It makes sense that David F. Arnold chose a gryphon, aka griffin, as the symbol for his business, Gryphon Interiors. That mythical beast has a lion’s body and an eagle’s head and wings, and Arnold fulfills more than one role when he is designing a home’s interior.
“This is a relational business – there must be chemistry between designer and client,” he said. “People usually come to me through referrals, and stay with me because we clicked. I’m two parts artist, one part businessman and one part psychiatrist. I have to get inside their heads and give them what they never knew they wanted.”
A native of upstate New York, Arnold considers himself “a Southern boy” by virtue of having lived in Atlanta and Columbia, S.C., for 14 years. As a student in the 1970s at Kansas State University, he focused on architecture and design.
“I realized early on that I loved the aesthetics of architecture, but didn’t care much for the structural part. That’s why God made engineers,” he said. “I wanted to do something related to interiors, so I started taking electives in interior design, which were in the college of home economics. My architecture adviser said scornfully, ‘Are you going to learn to cook and sew as well?’ Actually, I did learn to cook, but not there.”
By graduation day, a worldwide energy crisis meant that “no one was building houses.” Switching gears, he earned a master’s degree from the University of South Carolina in healthcare administration, which enabled him to build a solid 20-year career while accepting freelance interior design projects.
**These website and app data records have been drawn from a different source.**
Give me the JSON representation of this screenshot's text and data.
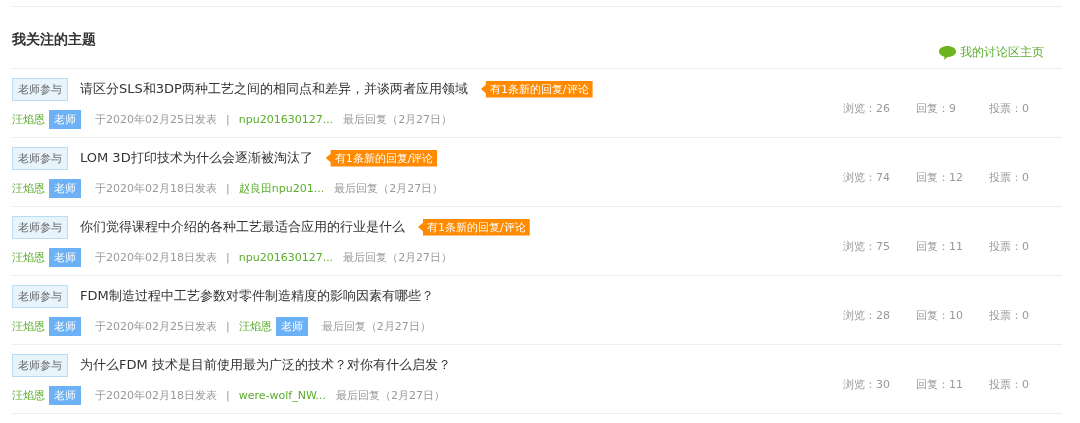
{
  "section_title": "我关注的主题",
  "home_link": "我的讨论区主页",
  "topics": [
    {
      "tag": "老师参与",
      "title": "请区分SLS和3DP两种工艺之间的相同点和差异，并谈两者应用领域",
      "new_notice": "有1条新的回复/评论",
      "author": "汪焰恩",
      "author_teacher_badge": "老师",
      "posted": "于2020年02月25日发表",
      "separator": "|",
      "last_replier": "npu201630127...",
      "last_reply": "最后回复（2月27日）",
      "views": "浏览：26",
      "replies": "回复：9",
      "votes": "投票：0"
    },
    {
      "tag": "老师参与",
      "title": "LOM 3D打印技术为什么会逐渐被淘汰了",
      "new_notice": "有1条新的回复/评论",
      "author": "汪焰恩",
      "author_teacher_badge": "老师",
      "posted": "于2020年02月18日发表",
      "separator": "|",
      "last_replier": "赵良田npu201...",
      "last_reply": "最后回复（2月27日）",
      "views": "浏览：74",
      "replies": "回复：12",
      "votes": "投票：0"
    },
    {
      "tag": "老师参与",
      "title": "你们觉得课程中介绍的各种工艺最适合应用的行业是什么",
      "new_notice": "有1条新的回复/评论",
      "author": "汪焰恩",
      "author_teacher_badge": "老师",
      "posted": "于2020年02月18日发表",
      "separator": "|",
      "last_replier": "npu201630127...",
      "last_reply": "最后回复（2月27日）",
      "views": "浏览：75",
      "replies": "回复：11",
      "votes": "投票：0"
    },
    {
      "tag": "老师参与",
      "title": "FDM制造过程中工艺参数对零件制造精度的影响因素有哪些？",
      "author": "汪焰恩",
      "author_teacher_badge": "老师",
      "posted": "于2020年02月25日发表",
      "separator": "|",
      "last_replier": "汪焰恩",
      "last_replier_teacher_badge": "老师",
      "last_reply": "最后回复（2月27日）",
      "views": "浏览：28",
      "replies": "回复：10",
      "votes": "投票：0"
    },
    {
      "tag": "老师参与",
      "title": "为什么FDM 技术是目前使用最为广泛的技术？对你有什么启发？",
      "author": "汪焰恩",
      "author_teacher_badge": "老师",
      "posted": "于2020年02月18日发表",
      "separator": "|",
      "last_replier": "were-wolf_NW...",
      "last_reply": "最后回复（2月27日）",
      "views": "浏览：30",
      "replies": "回复：11",
      "votes": "投票：0"
    }
  ]
}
One client hired him to redo her rooms several times during those decades, as her life changed.
A year after moving to Louisville in 2000, he opened Gryphon Interiors. Until this past February, he owned a retail store in St. Matthews that sold furniture, accessories and artwork. He closed it in order to concentrate on interior design.
“This is what I’ve always wanted to do, and it is the soul of my business,” he said. “The retail portion turned out to be a bother.”
David’s clients, most of whom live “north of 42” as well as in Indian Hills, Anchorage and Prospect, want “classic, functional interiors” that respect the architecture of their homes. Since his is a one-man business, they know that the work will be done entirely by him, not by an assistant.
“Occasionally I’m asked for a design that is contemporary, which for me means classic contemporary – not hard and edgy. We tend to be more comfortable in things that are familiar to us,” he said. “Edgy contemporary rooms look great in photos, but they’re hard to live in. If you put a magazine down, you’ve ruined the look. My rooms tend to be very social, with comfortable seating. Your house feels like home, not like you just walked onto a stage set.”
Home should be a place that nurtures and lets us decompress, he added. Giving an updated accent to traditional, time-honored style is the way to avoid one of Arnold’s aphorisms: Today’s fashion is tomorrow’s regret.
“If you want to be edgy, do it in a way you can easily change. Keep the core of the design well-grounded,” he advised. “Orange is hot right now, so use it for some throw pillows or paint the room orange. Re-painting a wall is easy – re-covering a sofa is not.”
Gryphon Interiors is located at 215 Breckenridge Lane, Suite 206. For information, call 502.893.7900.
MARY ALAN WOODWARD | contributing photographer
Category: Business Profile